[Excerpted data — start]
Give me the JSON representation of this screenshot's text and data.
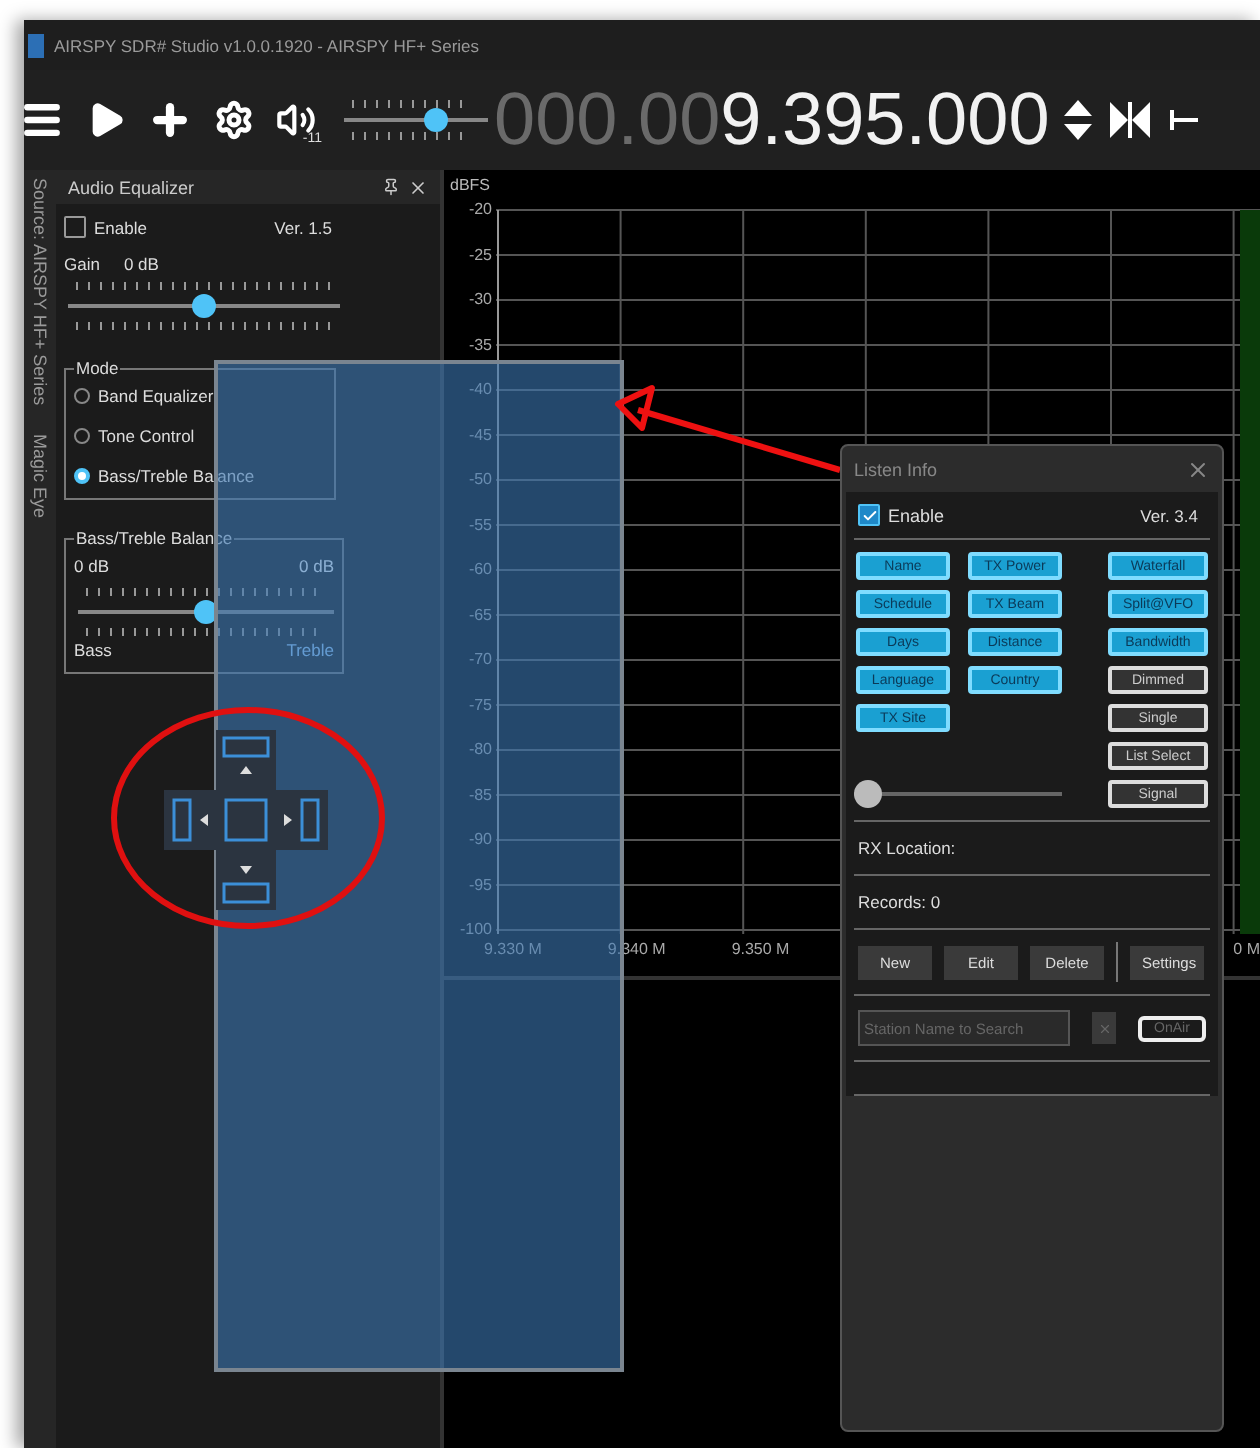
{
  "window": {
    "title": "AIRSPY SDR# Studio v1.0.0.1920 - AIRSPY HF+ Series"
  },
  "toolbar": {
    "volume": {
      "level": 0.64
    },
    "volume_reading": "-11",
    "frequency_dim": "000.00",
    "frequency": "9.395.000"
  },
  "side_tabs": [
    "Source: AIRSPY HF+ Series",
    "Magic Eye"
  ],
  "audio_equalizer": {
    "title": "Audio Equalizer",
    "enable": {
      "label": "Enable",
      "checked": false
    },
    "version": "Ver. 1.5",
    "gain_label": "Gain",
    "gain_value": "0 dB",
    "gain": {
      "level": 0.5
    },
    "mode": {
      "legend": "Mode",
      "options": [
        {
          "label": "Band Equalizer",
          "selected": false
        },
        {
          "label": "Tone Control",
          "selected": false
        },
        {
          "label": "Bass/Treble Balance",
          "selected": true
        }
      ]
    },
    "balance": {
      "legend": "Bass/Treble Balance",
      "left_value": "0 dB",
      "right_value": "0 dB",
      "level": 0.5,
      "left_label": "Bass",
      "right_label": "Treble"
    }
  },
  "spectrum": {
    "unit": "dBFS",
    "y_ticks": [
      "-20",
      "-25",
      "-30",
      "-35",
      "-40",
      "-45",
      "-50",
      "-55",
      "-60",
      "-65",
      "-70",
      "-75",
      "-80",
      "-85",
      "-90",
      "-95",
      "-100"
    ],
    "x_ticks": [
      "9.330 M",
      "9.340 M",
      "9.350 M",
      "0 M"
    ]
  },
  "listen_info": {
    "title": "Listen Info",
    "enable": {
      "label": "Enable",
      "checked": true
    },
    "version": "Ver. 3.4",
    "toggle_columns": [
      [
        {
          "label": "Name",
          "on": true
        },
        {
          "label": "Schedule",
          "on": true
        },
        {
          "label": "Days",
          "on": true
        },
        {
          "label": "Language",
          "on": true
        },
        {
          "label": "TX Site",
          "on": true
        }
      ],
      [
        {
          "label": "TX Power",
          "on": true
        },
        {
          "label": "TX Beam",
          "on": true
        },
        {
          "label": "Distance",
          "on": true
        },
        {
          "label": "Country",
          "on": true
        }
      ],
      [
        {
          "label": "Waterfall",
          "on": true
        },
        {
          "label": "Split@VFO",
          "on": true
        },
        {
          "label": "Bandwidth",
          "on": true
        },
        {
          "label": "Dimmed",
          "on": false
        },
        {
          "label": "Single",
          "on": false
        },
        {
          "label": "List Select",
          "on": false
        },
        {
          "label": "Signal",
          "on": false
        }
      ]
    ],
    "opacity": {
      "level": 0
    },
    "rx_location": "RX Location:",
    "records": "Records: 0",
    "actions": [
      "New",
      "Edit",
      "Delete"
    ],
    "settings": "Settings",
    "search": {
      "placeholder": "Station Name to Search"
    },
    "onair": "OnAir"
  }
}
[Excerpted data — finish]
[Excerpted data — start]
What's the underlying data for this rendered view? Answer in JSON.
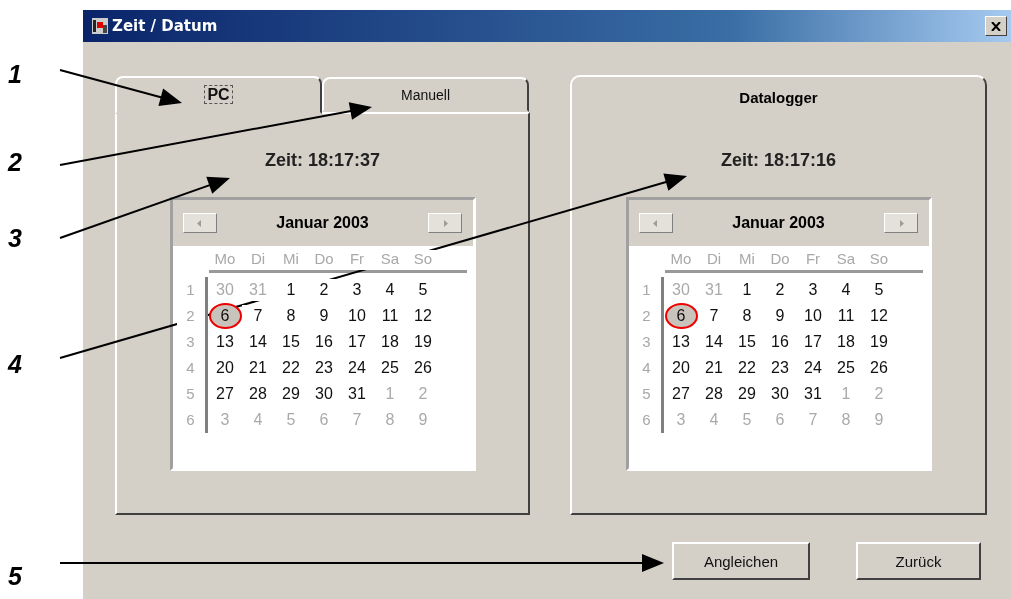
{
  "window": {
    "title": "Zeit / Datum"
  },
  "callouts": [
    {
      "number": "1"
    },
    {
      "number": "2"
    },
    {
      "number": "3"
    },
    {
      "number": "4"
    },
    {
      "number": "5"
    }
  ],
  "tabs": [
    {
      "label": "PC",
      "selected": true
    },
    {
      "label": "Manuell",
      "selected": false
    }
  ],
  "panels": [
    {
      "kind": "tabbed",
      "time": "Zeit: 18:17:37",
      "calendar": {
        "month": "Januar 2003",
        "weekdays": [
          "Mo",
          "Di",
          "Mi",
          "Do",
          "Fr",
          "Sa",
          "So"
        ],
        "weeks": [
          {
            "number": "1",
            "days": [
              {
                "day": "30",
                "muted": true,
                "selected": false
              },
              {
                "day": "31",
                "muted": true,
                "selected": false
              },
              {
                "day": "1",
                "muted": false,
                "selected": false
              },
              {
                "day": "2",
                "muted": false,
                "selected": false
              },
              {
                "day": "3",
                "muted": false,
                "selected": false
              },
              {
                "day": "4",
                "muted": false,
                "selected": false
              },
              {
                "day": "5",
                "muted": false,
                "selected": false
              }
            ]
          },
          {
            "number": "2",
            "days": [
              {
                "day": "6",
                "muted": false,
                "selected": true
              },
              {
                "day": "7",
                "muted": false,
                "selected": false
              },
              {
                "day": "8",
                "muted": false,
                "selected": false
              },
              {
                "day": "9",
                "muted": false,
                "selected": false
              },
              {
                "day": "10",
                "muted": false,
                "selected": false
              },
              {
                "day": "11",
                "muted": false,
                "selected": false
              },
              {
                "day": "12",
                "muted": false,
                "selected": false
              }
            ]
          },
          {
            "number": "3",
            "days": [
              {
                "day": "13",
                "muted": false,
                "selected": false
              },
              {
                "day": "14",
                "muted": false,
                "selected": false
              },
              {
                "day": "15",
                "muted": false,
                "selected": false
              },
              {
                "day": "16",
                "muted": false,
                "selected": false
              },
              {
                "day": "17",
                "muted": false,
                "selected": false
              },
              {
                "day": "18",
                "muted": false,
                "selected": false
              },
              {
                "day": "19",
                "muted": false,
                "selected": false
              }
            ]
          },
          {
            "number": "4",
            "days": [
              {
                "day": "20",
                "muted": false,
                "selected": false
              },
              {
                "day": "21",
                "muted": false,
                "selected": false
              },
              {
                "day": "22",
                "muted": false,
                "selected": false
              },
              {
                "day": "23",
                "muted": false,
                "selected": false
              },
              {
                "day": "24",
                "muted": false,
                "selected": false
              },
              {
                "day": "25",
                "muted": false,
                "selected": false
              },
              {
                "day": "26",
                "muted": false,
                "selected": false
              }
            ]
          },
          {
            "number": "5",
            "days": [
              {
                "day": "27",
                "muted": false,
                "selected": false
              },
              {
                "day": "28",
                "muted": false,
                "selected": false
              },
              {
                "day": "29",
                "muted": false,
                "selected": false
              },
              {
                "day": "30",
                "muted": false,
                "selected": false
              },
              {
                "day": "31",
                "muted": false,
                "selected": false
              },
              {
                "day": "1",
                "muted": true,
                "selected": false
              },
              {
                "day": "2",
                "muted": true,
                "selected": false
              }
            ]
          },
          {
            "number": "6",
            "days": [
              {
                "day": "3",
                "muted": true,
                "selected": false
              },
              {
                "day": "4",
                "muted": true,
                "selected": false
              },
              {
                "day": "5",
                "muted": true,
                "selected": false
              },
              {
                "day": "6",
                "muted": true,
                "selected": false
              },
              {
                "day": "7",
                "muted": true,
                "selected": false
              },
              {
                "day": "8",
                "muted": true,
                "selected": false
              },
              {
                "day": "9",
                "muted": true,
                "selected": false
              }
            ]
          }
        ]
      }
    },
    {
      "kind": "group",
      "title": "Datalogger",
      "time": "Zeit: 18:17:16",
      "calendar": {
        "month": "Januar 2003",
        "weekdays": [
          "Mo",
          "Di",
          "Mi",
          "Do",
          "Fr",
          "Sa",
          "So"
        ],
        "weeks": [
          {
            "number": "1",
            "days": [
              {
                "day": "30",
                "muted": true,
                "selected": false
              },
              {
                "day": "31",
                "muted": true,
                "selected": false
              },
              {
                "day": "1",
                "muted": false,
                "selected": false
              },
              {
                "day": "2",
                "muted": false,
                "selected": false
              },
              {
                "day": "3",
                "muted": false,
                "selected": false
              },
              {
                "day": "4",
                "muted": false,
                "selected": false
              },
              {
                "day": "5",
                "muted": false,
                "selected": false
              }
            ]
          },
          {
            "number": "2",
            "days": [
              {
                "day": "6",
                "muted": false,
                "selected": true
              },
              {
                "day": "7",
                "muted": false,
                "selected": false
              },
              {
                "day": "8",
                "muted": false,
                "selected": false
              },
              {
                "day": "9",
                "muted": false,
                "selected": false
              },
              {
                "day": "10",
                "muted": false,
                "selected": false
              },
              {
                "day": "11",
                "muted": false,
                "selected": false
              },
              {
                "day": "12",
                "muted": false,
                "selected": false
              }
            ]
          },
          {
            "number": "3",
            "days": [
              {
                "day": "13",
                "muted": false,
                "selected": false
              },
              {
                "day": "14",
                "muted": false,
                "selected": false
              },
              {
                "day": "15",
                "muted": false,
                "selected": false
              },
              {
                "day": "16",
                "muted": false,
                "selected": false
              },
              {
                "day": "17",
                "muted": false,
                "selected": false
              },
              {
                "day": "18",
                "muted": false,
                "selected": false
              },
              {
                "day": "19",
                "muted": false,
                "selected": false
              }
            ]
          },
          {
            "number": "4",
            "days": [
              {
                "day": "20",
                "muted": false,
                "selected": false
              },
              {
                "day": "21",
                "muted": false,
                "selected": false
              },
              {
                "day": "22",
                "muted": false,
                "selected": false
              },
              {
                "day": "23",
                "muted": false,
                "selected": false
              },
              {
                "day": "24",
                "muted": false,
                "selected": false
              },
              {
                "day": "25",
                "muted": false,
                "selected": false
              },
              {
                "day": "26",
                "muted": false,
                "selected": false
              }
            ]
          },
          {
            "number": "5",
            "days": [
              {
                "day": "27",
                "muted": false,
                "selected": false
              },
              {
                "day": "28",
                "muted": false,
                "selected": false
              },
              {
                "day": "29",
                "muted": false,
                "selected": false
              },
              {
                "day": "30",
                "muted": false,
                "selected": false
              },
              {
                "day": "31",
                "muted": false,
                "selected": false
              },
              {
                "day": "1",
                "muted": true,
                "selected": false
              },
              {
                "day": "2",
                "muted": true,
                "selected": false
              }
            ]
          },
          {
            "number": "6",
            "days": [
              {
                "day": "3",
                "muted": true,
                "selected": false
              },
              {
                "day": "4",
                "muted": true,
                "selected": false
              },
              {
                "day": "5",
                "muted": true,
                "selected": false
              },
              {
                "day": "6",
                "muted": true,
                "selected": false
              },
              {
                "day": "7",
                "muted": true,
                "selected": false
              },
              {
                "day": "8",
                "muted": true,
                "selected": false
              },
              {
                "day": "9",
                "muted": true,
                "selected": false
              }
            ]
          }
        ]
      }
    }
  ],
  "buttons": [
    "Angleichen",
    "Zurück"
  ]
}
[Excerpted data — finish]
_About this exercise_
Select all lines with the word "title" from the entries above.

_Reply to the exercise_
    "title": "AIRSPY SDR# Studio v1.0.0.1920 - AIRSPY HF+ Series"
    "title": "Audio Equalizer",
    "title": "Listen Info",
    "title": "Zeit / Datum"
      "title": "Datalogger",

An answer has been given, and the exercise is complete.